    Dog bites (as seen above) tend to be crush wounds because the dog’s teeth are dull, blunt and powerful.
    By Tamara D. Fishman, DPM
    15,428 reads | 0 comments | 09/03/08
    As the warmer months emerge, people are more likely to tackle spring cleaning of cluttered areas, go outside without shoes and socks, and head to the beach for fun in the sun. Unfortunately, there is also an increased risk of lower-extremity bite injuries with these scenarios, whether the injuries are from dogs, insects, spiders or stingrays. Let’s start out by taking a closer look at dog bite injuries. Every 40 seconds, someone in the United States seeks medical attention for a dog bite-related injury, according to the Centers for Disease Control and Prevention (CDC). From 1979 to 1998, ... continue reading
    VitalWorks’ Wisdom/32 is Windows-based software that can help you manage billing and coding concerns.
    By Brian McCurdy, Associate Editor
    4,074 reads | 0 comments | 09/03/08
    Caring for your patients is a full-time job unto itself. Dealing with managed care and the business end of your practice is another full-time job. Indeed, claims processing and billing issues can be overwhelming at times. However, there are office management systems and software that can help you and your staff stay organized and efficient. One out of every three podiatrists uses the Wisdom/32 Podiatry Practice Management System, according to VitalWorks, the manufacturer of the software program. It says the Windows-based software offers a variety of helpful options. Not only can it help w... continue reading
    By Robert A. Warriner, III, MD, and Caroline E. Fife, MD
    11,414 reads | 0 comments | 09/03/08

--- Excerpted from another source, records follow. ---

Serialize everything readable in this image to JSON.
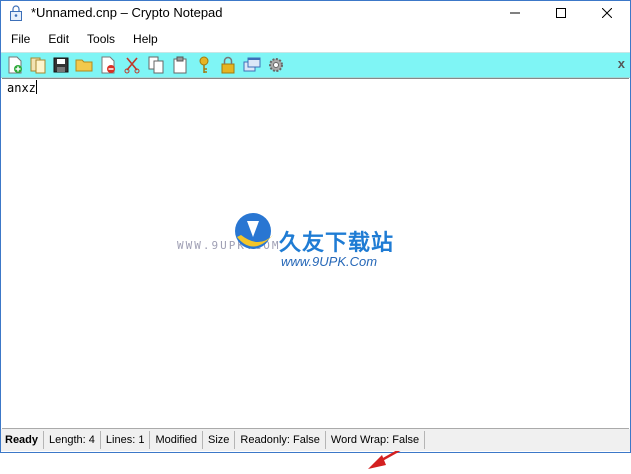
{
  "window": {
    "title": "*Unnamed.cnp – Crypto Notepad"
  },
  "menu": [
    {
      "label": "File"
    },
    {
      "label": "Edit"
    },
    {
      "label": "Tools"
    },
    {
      "label": "Help"
    }
  ],
  "toolbar": {
    "buttons": [
      {
        "name": "new-file-icon"
      },
      {
        "name": "open-file-icon"
      },
      {
        "name": "save-icon"
      },
      {
        "name": "open-folder-icon"
      },
      {
        "name": "delete-file-icon"
      },
      {
        "name": "cut-icon"
      },
      {
        "name": "copy-icon"
      },
      {
        "name": "paste-icon"
      },
      {
        "name": "key-icon"
      },
      {
        "name": "lock-icon"
      },
      {
        "name": "windows-icon"
      },
      {
        "name": "settings-icon"
      }
    ],
    "close_label": "x",
    "background": "#7ff5f5"
  },
  "editor": {
    "content": "anxz"
  },
  "watermark": {
    "site_text": "WWW.9UPK.COM",
    "brand_cn": "久友下载站",
    "url": "www.9UPK.Com"
  },
  "status": {
    "state": "Ready",
    "length": "Length: 4",
    "lines": "Lines: 1",
    "modified": "Modified",
    "size": "Size",
    "readonly": "Readonly: False",
    "word_wrap": "Word Wrap: False"
  }
}
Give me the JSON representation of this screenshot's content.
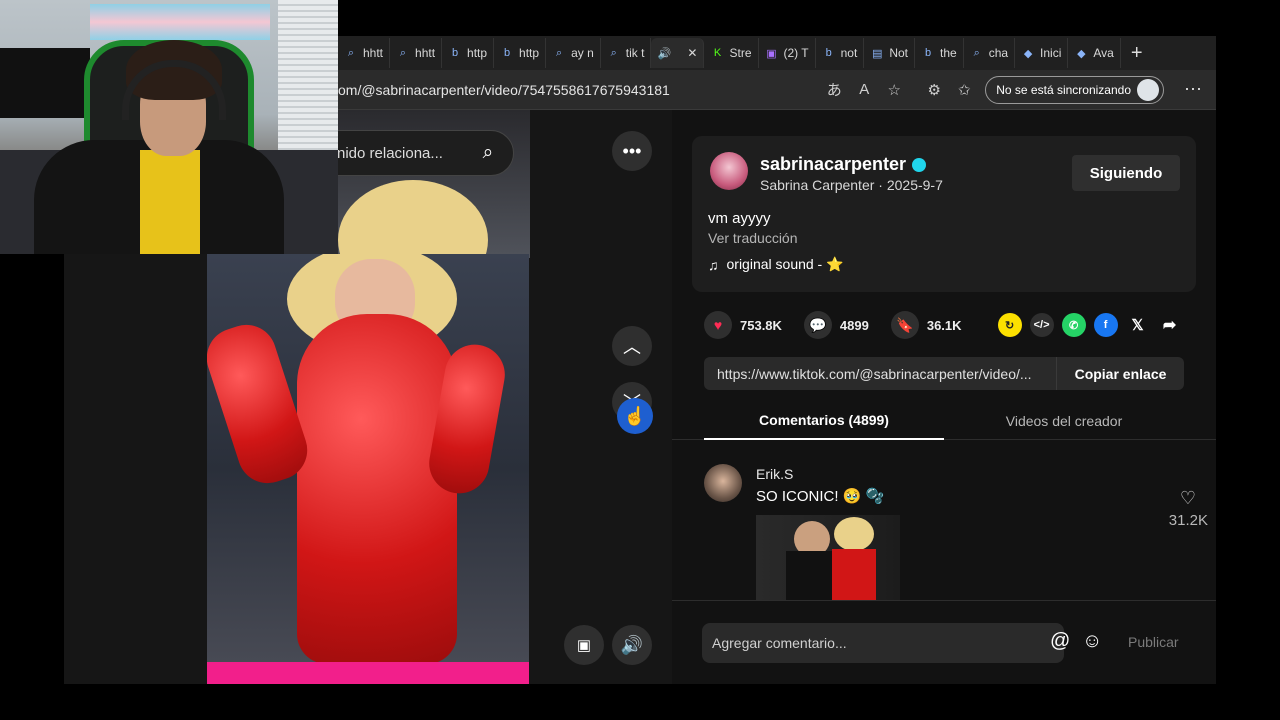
{
  "browser": {
    "tabs": [
      {
        "label": "hhtt",
        "icon": "search-icon"
      },
      {
        "label": "hhtt",
        "icon": "search-icon"
      },
      {
        "label": "http",
        "icon": "bing-icon"
      },
      {
        "label": "http",
        "icon": "bing-icon"
      },
      {
        "label": "ay n",
        "icon": "search-icon"
      },
      {
        "label": "tik t",
        "icon": "search-icon"
      },
      {
        "label": "",
        "icon": "speaker-icon",
        "active": true
      },
      {
        "label": "Stre",
        "icon": "kick-icon"
      },
      {
        "label": "(2) T",
        "icon": "twitch-icon"
      },
      {
        "label": "not",
        "icon": "bing-icon"
      },
      {
        "label": "Not",
        "icon": "page-icon"
      },
      {
        "label": "the",
        "icon": "bing-icon"
      },
      {
        "label": "cha",
        "icon": "search-icon"
      },
      {
        "label": "Inici",
        "icon": "roblox-icon"
      },
      {
        "label": "Ava",
        "icon": "roblox-icon"
      }
    ],
    "close_glyph": "✕",
    "new_tab_glyph": "+",
    "url": "om/@sabrinacarpenter/video/7547558617675943181",
    "sync_label": "No se está sincronizando"
  },
  "video": {
    "search_text": "nido relaciona..."
  },
  "post": {
    "username": "sabrinacarpenter",
    "subline": "Sabrina Carpenter · 2025-9-7",
    "follow_label": "Siguiendo",
    "caption": "vm ayyyy",
    "translate_label": "Ver traducción",
    "sound": "original sound - ⭐"
  },
  "stats": {
    "likes": "753.8K",
    "comments": "4899",
    "saves": "36.1K"
  },
  "share": {
    "link": "https://www.tiktok.com/@sabrinacarpenter/video/...",
    "copy_label": "Copiar enlace"
  },
  "tabs": {
    "comments_label": "Comentarios (4899)",
    "creator_label": "Videos del creador"
  },
  "comment": {
    "user": "Erik.S",
    "text": "SO ICONIC! 🥹 🫧",
    "likes": "31.2K"
  },
  "compose": {
    "placeholder": "Agregar comentario...",
    "publish_label": "Publicar"
  },
  "colors": {
    "like_pink": "#fe2c55",
    "verified": "#20d5ec",
    "whatsapp": "#25d366",
    "facebook": "#1877f2",
    "embed_yellow": "#fce000"
  }
}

    Last month, Medicare began reimbursing for hyperbaric oxygen (HBO) treatment as an adjunctive therapy for diabetic foot ulcers. After an exhaustive review of the literature, the Centers for Medicare and Medicaid (CMS) concluded that “HBO therapy is clinically effective and, thus, reasonable and necessary in the treatment of certain patients with limb-threatening diabetic wounds of the lower extremity.” According to the CMS, patients must meet each of the following three criteria: • the patient has type I or type II diabetes and has a lower extremity wound that is due to diabetes; ... continue reading